Hamnet Eastern Cape was approached by the Search and Rescue (S&R) team of the Eastern Cape branch of the Mountain Club of South Africa to assist in a training exercise by providing a communications network over the Groendal nature reserve outside Port Elizabeth.
The event took place on 5 and 6 November, with the Eastern Cape Hamnet team only being needed for the Saturday.
The idea of the exercise was to get various role players together to get on a first name basis with each other and to establish needs and resources. Hamnet Eastern Cape, along with some members of PEARS, provided radio communications over the entire Groendal nature reserve – linking teams on the ground to the Joint Operations Centre (JOC) and the other teams – wherever they were deployed.
This was achieved by deploying two cross-band repeaters – VHF simplex to the teams on the ground and linked by UHF. This gave the mountain club the ability to talk directly to teams involved in the exercise – wherever they were deployed.
The day started with everyone meeting at the Rooikraans picnic area in Groendal at 07h30. As soon as the helicopters (2 BK helicopters) arrived, the Hamnet members going to deploy the repeater network were loaded and deployed. Within minutes of us being dropped off at the various sites we had comms up and signal checks done. Signal reports suggested we had the perfect spots for the repeaters.
While this was happening, a JOC was setup – giving the mountain club maps of the area and radio hams to keep everyone in touch. four hams operated the radios in the JOC relaying messages to and from the event organisers/JOC control.
After some additional training (how to enter and disembark a helicopter) the teams were ready to be deployed to various sections of the reserve. The exercise involved the teams (or sticks as they are called in S&R lingo) being dropped off, establishing their coordinates and sending in reports – everything from location to weather and visibility. Some basic drills for spotting were done and then it was getting a helicopter to pick them up and return to base. The teams had to identify a safe Landing Zone (LZ) set up a windsock of sorts and navigate the pilot to their location using any and all means at their disposal.
As mentioned, radio hams assisted in the JOC – relaying messages on behalf of the organizers. This gave a good sense of radio procedure to the teams who soon followed suit. Tactical call signs were used where appropriate and members within the teams rotated the responsibility of reporting in on the radio.
The two pilots (Havoc and Sandman) fitted in as if they were part of the team for ages! JOC and the teams can only say a huge THANK YOU to the pilots (and their engineers) for a totally top class performance.
The mountain club and air force were to continue on the Sunday with some drills – hoists and more advanced helicopter work.
Talking purely from a radio perspective the communications network established was adequate, deployed in minimal time and stood up to the task at hand. It should also be said that as a team we were stretched in terms of equipment and it would be great to have a few more “repeater-in-a-box” solutions. If the area had been bigger, we might not have been able to cover it adequately.

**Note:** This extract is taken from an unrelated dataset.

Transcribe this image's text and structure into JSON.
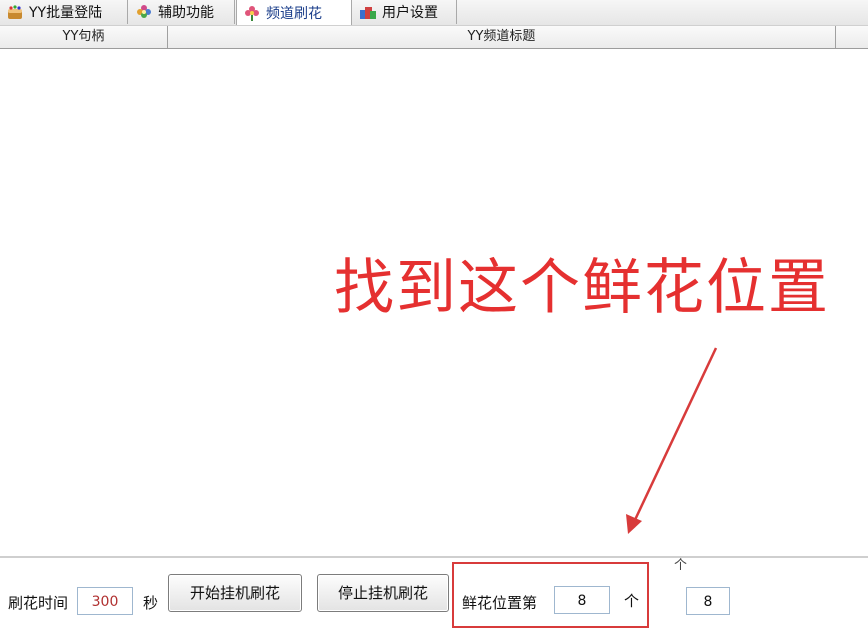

This event was also registered as a training exercise with SARL and we believe it was hugely beneficial.